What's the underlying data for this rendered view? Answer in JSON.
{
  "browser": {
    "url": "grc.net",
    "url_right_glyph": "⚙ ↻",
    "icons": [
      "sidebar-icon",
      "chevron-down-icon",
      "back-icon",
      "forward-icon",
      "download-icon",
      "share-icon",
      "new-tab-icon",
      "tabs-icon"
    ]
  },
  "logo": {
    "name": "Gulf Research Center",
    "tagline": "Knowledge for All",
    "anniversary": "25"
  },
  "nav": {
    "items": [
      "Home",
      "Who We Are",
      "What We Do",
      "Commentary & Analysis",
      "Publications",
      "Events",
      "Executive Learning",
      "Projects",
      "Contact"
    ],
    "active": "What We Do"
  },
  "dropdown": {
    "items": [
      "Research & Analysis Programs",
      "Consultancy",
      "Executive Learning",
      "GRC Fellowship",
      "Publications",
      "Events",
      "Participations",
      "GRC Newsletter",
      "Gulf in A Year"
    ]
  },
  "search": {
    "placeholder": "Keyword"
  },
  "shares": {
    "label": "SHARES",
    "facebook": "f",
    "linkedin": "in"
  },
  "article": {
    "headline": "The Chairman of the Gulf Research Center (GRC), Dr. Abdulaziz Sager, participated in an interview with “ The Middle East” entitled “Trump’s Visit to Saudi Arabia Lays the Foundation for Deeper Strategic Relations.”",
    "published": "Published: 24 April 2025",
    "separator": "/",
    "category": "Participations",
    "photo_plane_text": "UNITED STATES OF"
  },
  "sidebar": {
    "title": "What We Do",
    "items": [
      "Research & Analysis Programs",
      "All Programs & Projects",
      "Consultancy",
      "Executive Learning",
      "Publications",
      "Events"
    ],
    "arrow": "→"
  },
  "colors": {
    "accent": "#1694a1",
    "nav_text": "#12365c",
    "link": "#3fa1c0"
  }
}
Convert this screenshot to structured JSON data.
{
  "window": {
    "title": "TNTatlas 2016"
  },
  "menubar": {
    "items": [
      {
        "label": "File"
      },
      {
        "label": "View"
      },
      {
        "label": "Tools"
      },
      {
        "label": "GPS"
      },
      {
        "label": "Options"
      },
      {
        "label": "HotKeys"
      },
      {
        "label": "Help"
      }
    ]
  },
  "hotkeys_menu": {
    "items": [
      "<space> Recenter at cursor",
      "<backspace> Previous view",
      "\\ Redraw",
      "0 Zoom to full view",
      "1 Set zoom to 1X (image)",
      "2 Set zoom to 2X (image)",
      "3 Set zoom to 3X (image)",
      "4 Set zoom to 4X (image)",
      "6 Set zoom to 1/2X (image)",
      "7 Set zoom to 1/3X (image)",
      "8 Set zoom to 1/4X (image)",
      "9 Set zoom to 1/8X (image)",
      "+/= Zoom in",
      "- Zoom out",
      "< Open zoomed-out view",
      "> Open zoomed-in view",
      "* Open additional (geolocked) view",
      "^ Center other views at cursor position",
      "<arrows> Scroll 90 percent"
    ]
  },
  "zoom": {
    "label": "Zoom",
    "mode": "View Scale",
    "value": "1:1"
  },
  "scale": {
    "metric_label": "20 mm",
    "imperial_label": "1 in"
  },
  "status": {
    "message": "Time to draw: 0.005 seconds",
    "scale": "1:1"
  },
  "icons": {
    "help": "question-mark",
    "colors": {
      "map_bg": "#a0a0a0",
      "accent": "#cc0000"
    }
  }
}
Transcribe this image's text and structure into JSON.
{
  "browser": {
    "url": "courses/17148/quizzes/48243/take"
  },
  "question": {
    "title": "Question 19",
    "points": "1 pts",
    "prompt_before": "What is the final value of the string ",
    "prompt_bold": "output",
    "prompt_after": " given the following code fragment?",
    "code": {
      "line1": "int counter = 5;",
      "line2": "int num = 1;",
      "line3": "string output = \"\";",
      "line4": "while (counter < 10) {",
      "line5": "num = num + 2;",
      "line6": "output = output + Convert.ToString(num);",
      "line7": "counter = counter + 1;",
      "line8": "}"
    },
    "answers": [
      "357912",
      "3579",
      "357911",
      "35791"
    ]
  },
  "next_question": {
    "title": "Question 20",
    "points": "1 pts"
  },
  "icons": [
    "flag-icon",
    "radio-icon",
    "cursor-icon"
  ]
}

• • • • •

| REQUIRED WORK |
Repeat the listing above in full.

| RESULT |
What's the underlying data for this rendered view? Answer in JSON.
{
  "browser": {
    "url": "grc.net",
    "url_right_glyph": "⚙ ↻",
    "icons": [
      "sidebar-icon",
      "chevron-down-icon",
      "back-icon",
      "forward-icon",
      "download-icon",
      "share-icon",
      "new-tab-icon",
      "tabs-icon"
    ]
  },
  "logo": {
    "name": "Gulf Research Center",
    "tagline": "Knowledge for All",
    "anniversary": "25"
  },
  "nav": {
    "items": [
      "Home",
      "Who We Are",
      "What We Do",
      "Commentary & Analysis",
      "Publications",
      "Events",
      "Executive Learning",
      "Projects",
      "Contact"
    ],
    "active": "What We Do"
  },
  "dropdown": {
    "items": [
      "Research & Analysis Programs",
      "Consultancy",
      "Executive Learning",
      "GRC Fellowship",
      "Publications",
      "Events",
      "Participations",
      "GRC Newsletter",
      "Gulf in A Year"
    ]
  },
  "search": {
    "placeholder": "Keyword"
  },
  "shares": {
    "label": "SHARES",
    "facebook": "f",
    "linkedin": "in"
  },
  "article": {
    "headline": "The Chairman of the Gulf Research Center (GRC), Dr. Abdulaziz Sager, participated in an interview with “ The Middle East” entitled “Trump’s Visit to Saudi Arabia Lays the Foundation for Deeper Strategic Relations.”",
    "published": "Published: 24 April 2025",
    "separator": "/",
    "category": "Participations",
    "photo_plane_text": "UNITED STATES OF"
  },
  "sidebar": {
    "title": "What We Do",
    "items": [
      "Research & Analysis Programs",
      "All Programs & Projects",
      "Consultancy",
      "Executive Learning",
      "Publications",
      "Events"
    ],
    "arrow": "→"
  },
  "colors": {
    "accent": "#1694a1",
    "nav_text": "#12365c",
    "link": "#3fa1c0"
  }
}
Convert this screenshot to structured JSON data.
{
  "window": {
    "title": "TNTatlas 2016"
  },
  "menubar": {
    "items": [
      {
        "label": "File"
      },
      {
        "label": "View"
      },
      {
        "label": "Tools"
      },
      {
        "label": "GPS"
      },
      {
        "label": "Options"
      },
      {
        "label": "HotKeys"
      },
      {
        "label": "Help"
      }
    ]
  },
  "hotkeys_menu": {
    "items": [
      "<space> Recenter at cursor",
      "<backspace> Previous view",
      "\\ Redraw",
      "0 Zoom to full view",
      "1 Set zoom to 1X (image)",
      "2 Set zoom to 2X (image)",
      "3 Set zoom to 3X (image)",
      "4 Set zoom to 4X (image)",
      "6 Set zoom to 1/2X (image)",
      "7 Set zoom to 1/3X (image)",
      "8 Set zoom to 1/4X (image)",
      "9 Set zoom to 1/8X (image)",
      "+/= Zoom in",
      "- Zoom out",
      "< Open zoomed-out view",
      "> Open zoomed-in view",
      "* Open additional (geolocked) view",
      "^ Center other views at cursor position",
      "<arrows> Scroll 90 percent"
    ]
  },
  "zoom": {
    "label": "Zoom",
    "mode": "View Scale",
    "value": "1:1"
  },
  "scale": {
    "metric_label": "20 mm",
    "imperial_label": "1 in"
  },
  "status": {
    "message": "Time to draw: 0.005 seconds",
    "scale": "1:1"
  },
  "icons": {
    "help": "question-mark",
    "colors": {
      "map_bg": "#a0a0a0",
      "accent": "#cc0000"
    }
  }
}
Transcribe this image's text and structure into JSON.
{
  "browser": {
    "url": "courses/17148/quizzes/48243/take"
  },
  "question": {
    "title": "Question 19",
    "points": "1 pts",
    "prompt_before": "What is the final value of the string ",
    "prompt_bold": "output",
    "prompt_after": " given the following code fragment?",
    "code": {
      "line1": "int counter = 5;",
      "line2": "int num = 1;",
      "line3": "string output = \"\";",
      "line4": "while (counter < 10) {",
      "line5": "num = num + 2;",
      "line6": "output = output + Convert.ToString(num);",
      "line7": "counter = counter + 1;",
      "line8": "}"
    },
    "answers": [
      "357912",
      "3579",
      "357911",
      "35791"
    ]
  },
  "next_question": {
    "title": "Question 20",
    "points": "1 pts"
  },
  "icons": [
    "flag-icon",
    "radio-icon",
    "cursor-icon"
  ]
}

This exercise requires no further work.